Plans begin to reach their fruition as cross and double-cross come into play as Bax and Dr. McHome seek to re-enter the city in search of a cure against the deadly sun in Eclipse #11.
Writer: Zack Kaplan
Art: Giovanni Timpano
Colors: Flavio Dispenza
Letterer: Troy Peteri
Editor: Elena Salcedo
Publisher: Image Comics
Release Date: October 3rd, 2018
Previously in Eclipse: A deadly solar flare presaged global catastrophe, as humanity became victim to sunlight. In the time since, the remnants fight for control of the remaining resources, skulking in the shadows and night and trembling in fear at the idea of dawn. A few seek a cure, and an albino may hold the key to that cure, but before that can happen, the rebels must escape the depredations of Solarity in Eclipse #11.
In post-apocalyptic fiction, humanity always finds a way. It finds a way to survive, and it finds a way to carry on the petty feuds and conflicts one would expect should fall away in the face of global catastrophe. I suppose that without those feuds and conflicts, readers and viewers would be left with a pleasingly empty landscape, free of humanity and its petty indulgences.
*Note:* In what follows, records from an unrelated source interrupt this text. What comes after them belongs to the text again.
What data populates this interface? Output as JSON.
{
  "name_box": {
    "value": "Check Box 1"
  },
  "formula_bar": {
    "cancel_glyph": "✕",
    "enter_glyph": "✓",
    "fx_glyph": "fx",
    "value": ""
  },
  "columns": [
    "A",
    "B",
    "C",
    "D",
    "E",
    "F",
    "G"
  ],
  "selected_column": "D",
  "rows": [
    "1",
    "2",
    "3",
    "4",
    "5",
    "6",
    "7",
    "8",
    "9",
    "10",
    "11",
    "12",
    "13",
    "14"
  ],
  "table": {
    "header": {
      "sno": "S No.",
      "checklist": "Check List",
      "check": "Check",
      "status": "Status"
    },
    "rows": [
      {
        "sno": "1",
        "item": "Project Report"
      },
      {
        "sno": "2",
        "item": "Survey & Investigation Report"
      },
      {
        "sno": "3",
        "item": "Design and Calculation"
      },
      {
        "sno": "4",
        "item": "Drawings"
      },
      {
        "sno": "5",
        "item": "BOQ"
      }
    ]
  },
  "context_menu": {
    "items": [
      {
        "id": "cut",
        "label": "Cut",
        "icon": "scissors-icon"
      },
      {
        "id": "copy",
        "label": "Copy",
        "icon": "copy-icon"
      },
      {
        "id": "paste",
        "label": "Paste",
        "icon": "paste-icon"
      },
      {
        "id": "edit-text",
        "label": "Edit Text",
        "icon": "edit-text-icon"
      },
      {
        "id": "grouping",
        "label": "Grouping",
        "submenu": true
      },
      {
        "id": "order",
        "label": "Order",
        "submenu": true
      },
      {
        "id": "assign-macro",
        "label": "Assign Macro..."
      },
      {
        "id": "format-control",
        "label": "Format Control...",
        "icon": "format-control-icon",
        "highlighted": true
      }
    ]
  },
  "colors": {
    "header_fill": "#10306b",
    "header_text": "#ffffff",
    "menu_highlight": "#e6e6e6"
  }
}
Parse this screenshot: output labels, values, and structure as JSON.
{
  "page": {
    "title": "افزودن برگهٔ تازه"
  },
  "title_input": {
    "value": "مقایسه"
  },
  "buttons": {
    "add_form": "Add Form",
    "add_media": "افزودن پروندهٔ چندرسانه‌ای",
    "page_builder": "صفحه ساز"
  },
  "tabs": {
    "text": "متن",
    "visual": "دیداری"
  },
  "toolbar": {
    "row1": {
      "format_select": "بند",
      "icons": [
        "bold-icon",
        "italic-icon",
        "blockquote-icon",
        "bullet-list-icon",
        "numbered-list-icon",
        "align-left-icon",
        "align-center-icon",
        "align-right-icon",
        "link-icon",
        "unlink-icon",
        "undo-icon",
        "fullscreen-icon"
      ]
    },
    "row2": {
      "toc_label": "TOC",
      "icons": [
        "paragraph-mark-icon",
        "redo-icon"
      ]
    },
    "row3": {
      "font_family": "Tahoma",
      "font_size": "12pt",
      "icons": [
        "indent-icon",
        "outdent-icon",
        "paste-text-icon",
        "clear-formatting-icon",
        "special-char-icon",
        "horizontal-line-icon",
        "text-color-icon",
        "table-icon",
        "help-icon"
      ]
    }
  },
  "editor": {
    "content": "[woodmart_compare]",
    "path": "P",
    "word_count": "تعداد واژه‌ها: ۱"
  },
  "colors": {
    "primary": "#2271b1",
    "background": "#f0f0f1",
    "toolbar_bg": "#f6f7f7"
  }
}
But that isn’t the way of fiction of this sort, as we see in Eclipse #11. The organization known as Solarity seeks to maintain its tenuous control on the city, while the rebel elements try to dislodge them and seek a cure. All through the issue, ably scripted by writer Zack Kaplan, there is an awful feeling of again seeing humanity dig itself deeper and deeper into a hole.
Bax and Dr McHome’s mission outside the city has failed and now they’re trying to re-enter to find a car so they can escape once and or all. The Albino, whose blood holds a cure, is regarded cynically by Solarity as a threat to their hold on the people in the city. And Rose, whose father controls Solarity, has a difficult choice to make.
We’re near the end of the road with Eclipse #11. The early issues dealt with the fallout of the terrible change to the sun, and the devastation wreaked on humanity. We’ve seen how Solarity jealously guards its control of the meager resources left, and its struggles against rebel elements. There’s a disheartening acknowledgment that human nature, base and brutal as it is, won’t rise to the challenge of uniting in the face of catastrophe. Instead of reaching out to find and sustain that common humanity, too often, as in this book, we see characters acting in brutal desperation to maintain their tiny kingdoms, and the carnage that ensues.
All of this is par for the course in this sort of scenario. We’re approaching the endgame now and Eclipse #11 very much feels like the final pieces are being placed on the board, ready to be dispatched in service of the plot.
While the plot ticks all the boxes, the real hero in this issue, indeed the entire run so far, is the art and the coloring. Giovanni Timpano does magnificent work depicting in widescreen the remnants of human society. Cityscapes, packed with abandoned vehicles and ruined buildings, predominate across all the issues, conveying how fragile human civilization is in the brutal onslaught of a simply change in the nature of physics.
Newish colorist Flavio Dispenza spends several pages in the end matter of Eclipse #11 describing how he goes about his work. Colorists very rarely get a mention – like the weather, they’re simply there. But without Dispenza’s dedication and talent, the Timpano’s artwork would lack the depth and range a book like this demands. Looking at the black and white pages reproduced at the back, and compare them with the coloring and shading Dispenza brings to each image, and the difference is (pun intended) night and day. Characters come to subtle life with the addition of simple tones. An interrogation scene becomes a tense back and forth, as shadows bring faces and emotions to life.
BOTTOM LINE – BRING YOUR SUNSCREEN AND TRUST NO ONE
Books like Eclipse #11 aren’t everyone’s cup of tea. It often makes for depressing reading, even if it is safely packaged in the form of a comic book. Zack Kaplan’s serviceable script performs as to expectations, the overall feel of the issue raised much higher than it perhaps deserves by the outstanding art and coloring.[taq_review]